◆ Your assignment
Omit every picture. Return all other data as it stands.
------------------------
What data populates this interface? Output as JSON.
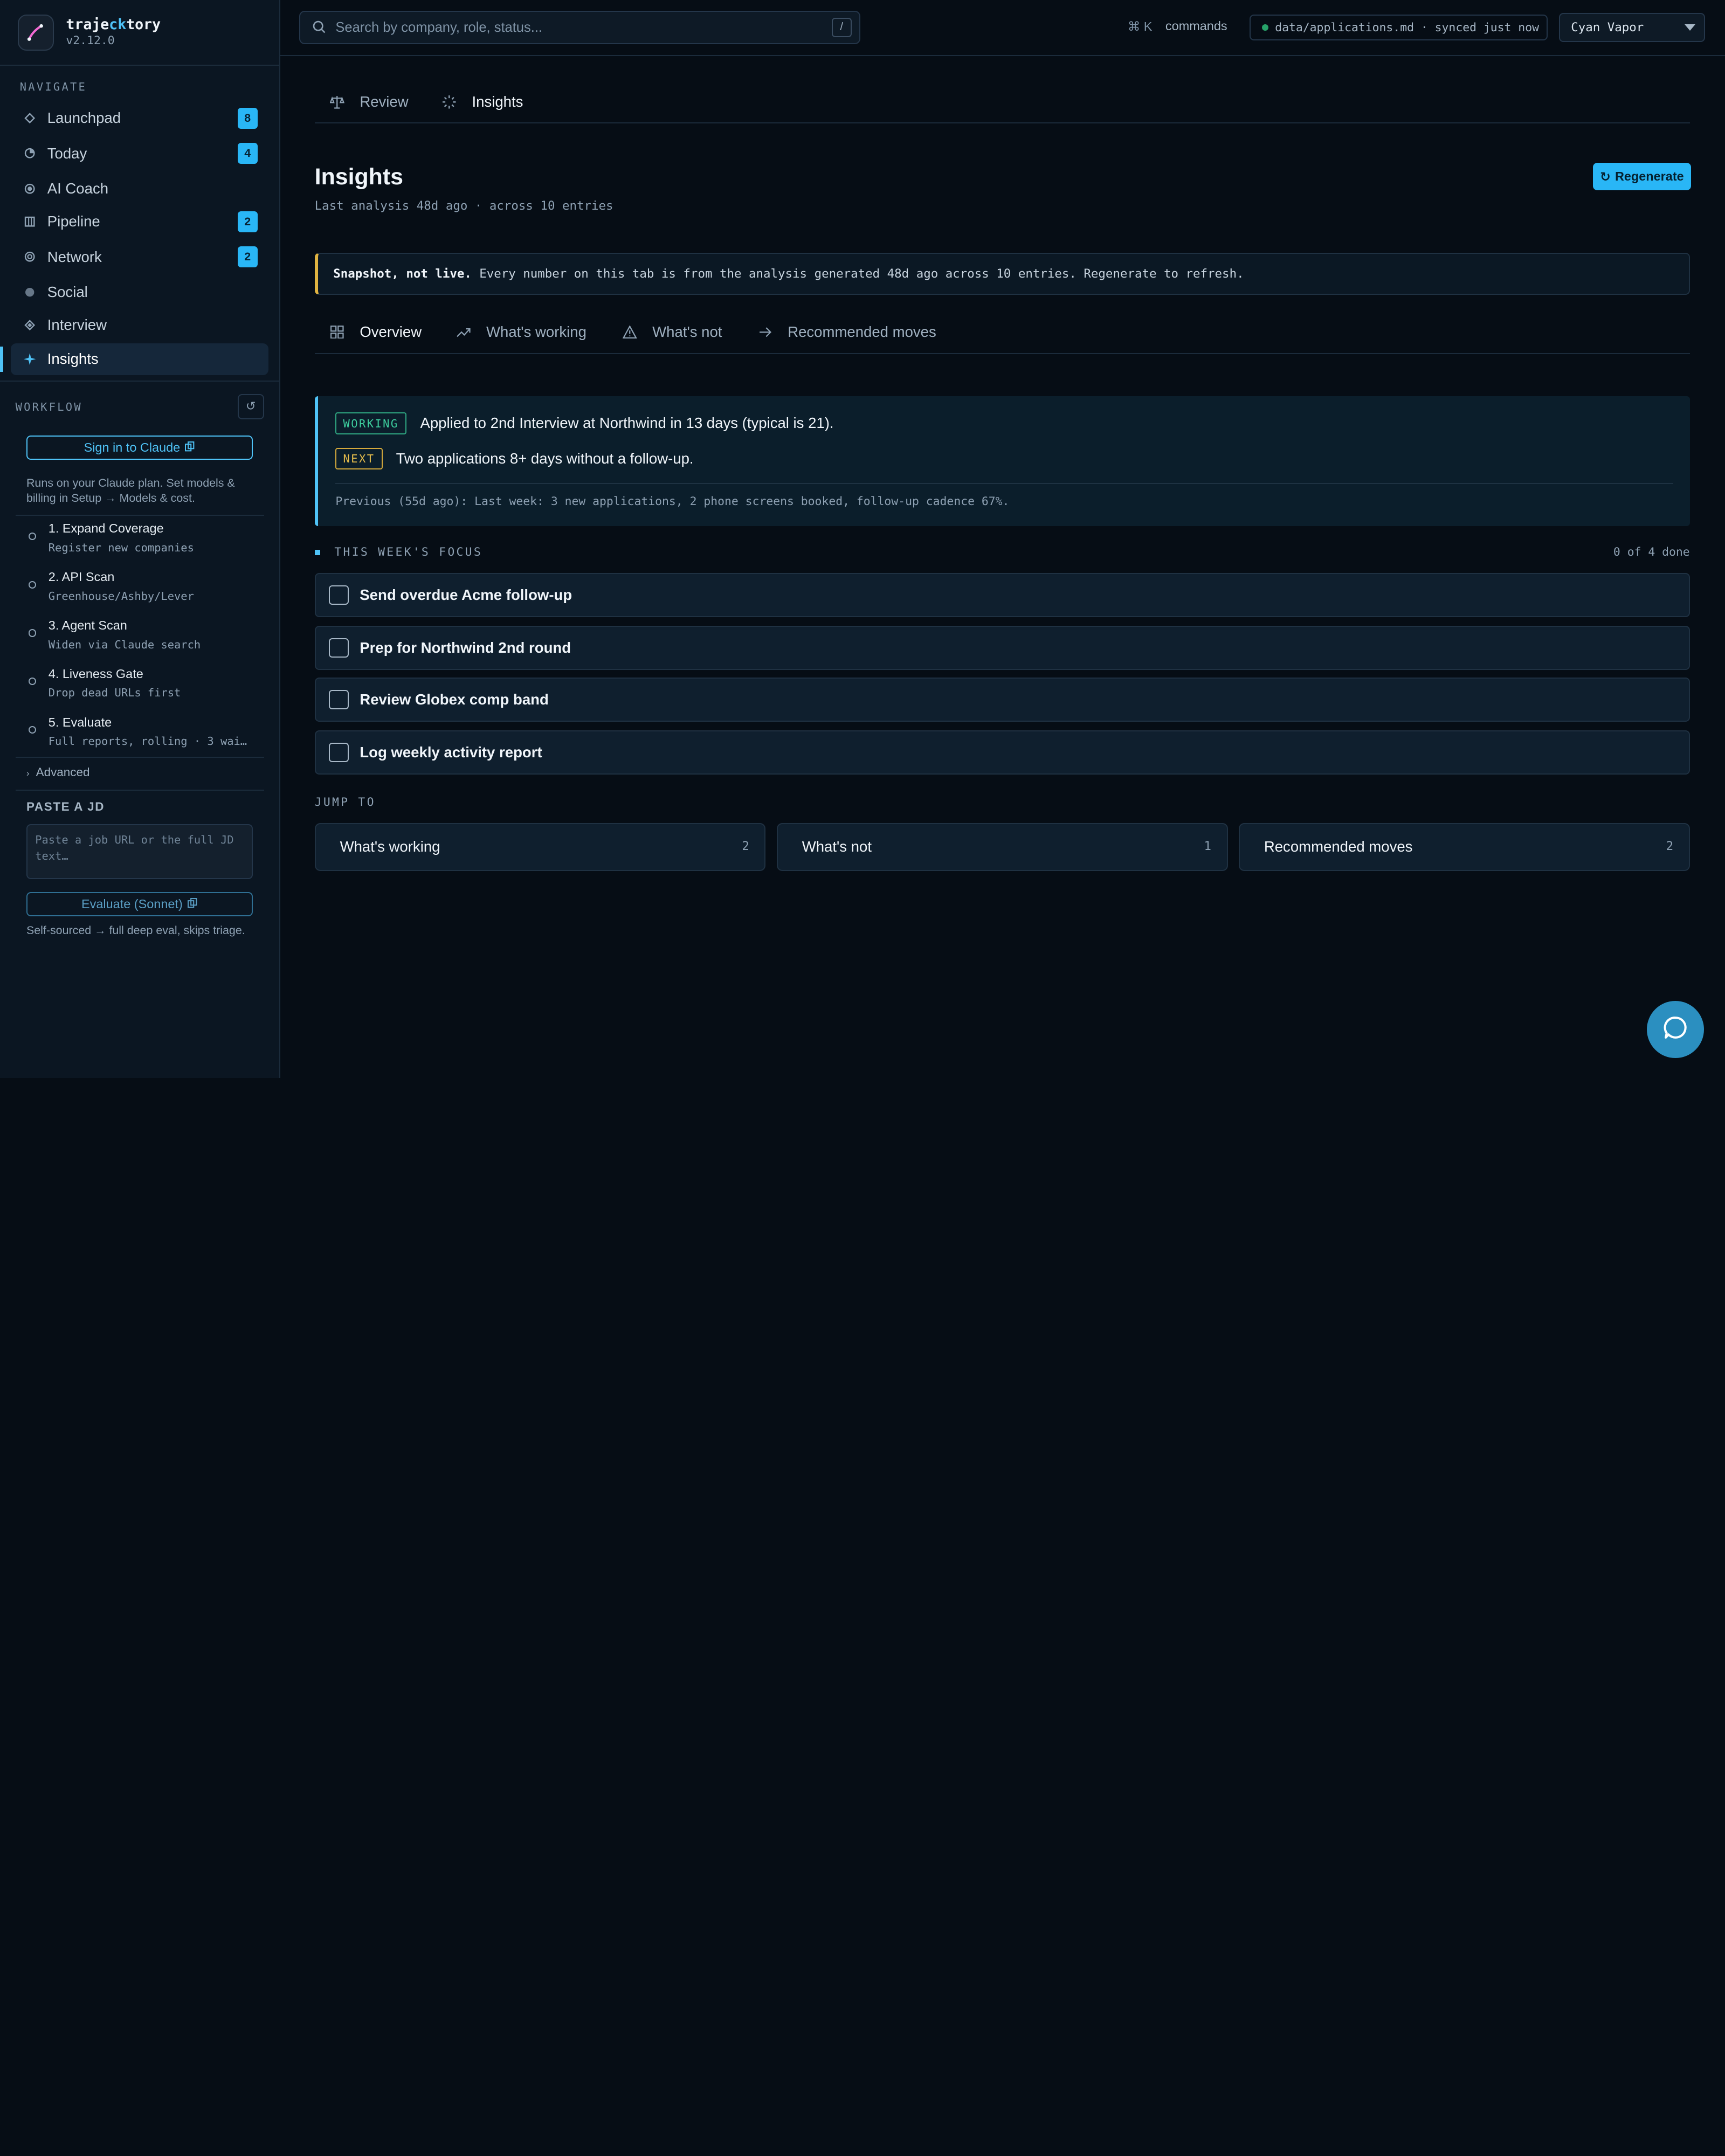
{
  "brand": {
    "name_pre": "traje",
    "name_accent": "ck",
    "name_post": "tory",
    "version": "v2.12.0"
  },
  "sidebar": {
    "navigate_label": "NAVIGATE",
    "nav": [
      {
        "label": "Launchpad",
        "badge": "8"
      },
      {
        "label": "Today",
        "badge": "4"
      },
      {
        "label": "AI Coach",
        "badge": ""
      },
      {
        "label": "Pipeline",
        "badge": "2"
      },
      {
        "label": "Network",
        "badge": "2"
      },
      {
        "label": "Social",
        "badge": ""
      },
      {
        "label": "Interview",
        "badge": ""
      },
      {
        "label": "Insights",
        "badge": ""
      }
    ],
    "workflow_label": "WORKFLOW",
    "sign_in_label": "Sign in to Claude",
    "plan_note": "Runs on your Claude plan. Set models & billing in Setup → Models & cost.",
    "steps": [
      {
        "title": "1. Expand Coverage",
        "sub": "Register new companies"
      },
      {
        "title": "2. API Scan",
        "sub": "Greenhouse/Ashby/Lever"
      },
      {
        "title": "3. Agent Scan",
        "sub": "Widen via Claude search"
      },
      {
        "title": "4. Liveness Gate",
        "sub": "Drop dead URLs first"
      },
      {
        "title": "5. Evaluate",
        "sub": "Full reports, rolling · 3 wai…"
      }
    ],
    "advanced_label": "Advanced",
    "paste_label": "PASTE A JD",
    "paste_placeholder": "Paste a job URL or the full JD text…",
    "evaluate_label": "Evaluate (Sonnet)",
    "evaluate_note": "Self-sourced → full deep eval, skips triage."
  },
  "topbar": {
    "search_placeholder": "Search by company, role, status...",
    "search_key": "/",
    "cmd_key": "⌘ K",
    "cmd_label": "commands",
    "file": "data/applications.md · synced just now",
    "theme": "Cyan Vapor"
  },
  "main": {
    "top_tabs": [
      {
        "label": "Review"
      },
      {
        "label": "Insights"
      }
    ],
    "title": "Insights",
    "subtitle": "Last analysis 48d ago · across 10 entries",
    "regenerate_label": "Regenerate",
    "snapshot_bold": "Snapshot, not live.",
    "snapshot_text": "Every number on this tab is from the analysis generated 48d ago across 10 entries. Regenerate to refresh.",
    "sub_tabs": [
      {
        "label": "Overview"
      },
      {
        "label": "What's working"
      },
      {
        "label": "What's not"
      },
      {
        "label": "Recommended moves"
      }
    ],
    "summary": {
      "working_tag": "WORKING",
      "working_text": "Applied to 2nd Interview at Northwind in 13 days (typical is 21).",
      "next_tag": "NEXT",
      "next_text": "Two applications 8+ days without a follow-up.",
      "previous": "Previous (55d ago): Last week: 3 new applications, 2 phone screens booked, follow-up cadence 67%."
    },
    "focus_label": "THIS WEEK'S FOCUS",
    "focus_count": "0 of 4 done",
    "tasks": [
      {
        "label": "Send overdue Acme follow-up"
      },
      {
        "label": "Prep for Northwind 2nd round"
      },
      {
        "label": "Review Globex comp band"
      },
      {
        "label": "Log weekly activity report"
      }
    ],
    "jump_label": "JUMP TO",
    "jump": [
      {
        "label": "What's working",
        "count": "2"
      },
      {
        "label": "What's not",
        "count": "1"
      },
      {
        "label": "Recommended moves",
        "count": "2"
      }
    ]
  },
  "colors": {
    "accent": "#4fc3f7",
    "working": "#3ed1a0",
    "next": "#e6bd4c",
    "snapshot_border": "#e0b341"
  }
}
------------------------
◆ Solution to this task
What data populates this interface? Output as JSON.
{
  "brand": {
    "name_pre": "traje",
    "name_accent": "ck",
    "name_post": "tory",
    "version": "v2.12.0"
  },
  "sidebar": {
    "navigate_label": "NAVIGATE",
    "nav": [
      {
        "label": "Launchpad",
        "badge": "8"
      },
      {
        "label": "Today",
        "badge": "4"
      },
      {
        "label": "AI Coach",
        "badge": ""
      },
      {
        "label": "Pipeline",
        "badge": "2"
      },
      {
        "label": "Network",
        "badge": "2"
      },
      {
        "label": "Social",
        "badge": ""
      },
      {
        "label": "Interview",
        "badge": ""
      },
      {
        "label": "Insights",
        "badge": ""
      }
    ],
    "workflow_label": "WORKFLOW",
    "sign_in_label": "Sign in to Claude",
    "plan_note": "Runs on your Claude plan. Set models & billing in Setup → Models & cost.",
    "steps": [
      {
        "title": "1. Expand Coverage",
        "sub": "Register new companies"
      },
      {
        "title": "2. API Scan",
        "sub": "Greenhouse/Ashby/Lever"
      },
      {
        "title": "3. Agent Scan",
        "sub": "Widen via Claude search"
      },
      {
        "title": "4. Liveness Gate",
        "sub": "Drop dead URLs first"
      },
      {
        "title": "5. Evaluate",
        "sub": "Full reports, rolling · 3 wai…"
      }
    ],
    "advanced_label": "Advanced",
    "paste_label": "PASTE A JD",
    "paste_placeholder": "Paste a job URL or the full JD text…",
    "evaluate_label": "Evaluate (Sonnet)",
    "evaluate_note": "Self-sourced → full deep eval, skips triage."
  },
  "topbar": {
    "search_placeholder": "Search by company, role, status...",
    "search_key": "/",
    "cmd_key": "⌘ K",
    "cmd_label": "commands",
    "file": "data/applications.md · synced just now",
    "theme": "Cyan Vapor"
  },
  "main": {
    "top_tabs": [
      {
        "label": "Review"
      },
      {
        "label": "Insights"
      }
    ],
    "title": "Insights",
    "subtitle": "Last analysis 48d ago · across 10 entries",
    "regenerate_label": "Regenerate",
    "snapshot_bold": "Snapshot, not live.",
    "snapshot_text": "Every number on this tab is from the analysis generated 48d ago across 10 entries. Regenerate to refresh.",
    "sub_tabs": [
      {
        "label": "Overview"
      },
      {
        "label": "What's working"
      },
      {
        "label": "What's not"
      },
      {
        "label": "Recommended moves"
      }
    ],
    "summary": {
      "working_tag": "WORKING",
      "working_text": "Applied to 2nd Interview at Northwind in 13 days (typical is 21).",
      "next_tag": "NEXT",
      "next_text": "Two applications 8+ days without a follow-up.",
      "previous": "Previous (55d ago): Last week: 3 new applications, 2 phone screens booked, follow-up cadence 67%."
    },
    "focus_label": "THIS WEEK'S FOCUS",
    "focus_count": "0 of 4 done",
    "tasks": [
      {
        "label": "Send overdue Acme follow-up"
      },
      {
        "label": "Prep for Northwind 2nd round"
      },
      {
        "label": "Review Globex comp band"
      },
      {
        "label": "Log weekly activity report"
      }
    ],
    "jump_label": "JUMP TO",
    "jump": [
      {
        "label": "What's working",
        "count": "2"
      },
      {
        "label": "What's not",
        "count": "1"
      },
      {
        "label": "Recommended moves",
        "count": "2"
      }
    ]
  },
  "colors": {
    "accent": "#4fc3f7",
    "working": "#3ed1a0",
    "next": "#e6bd4c",
    "snapshot_border": "#e0b341"
  }
}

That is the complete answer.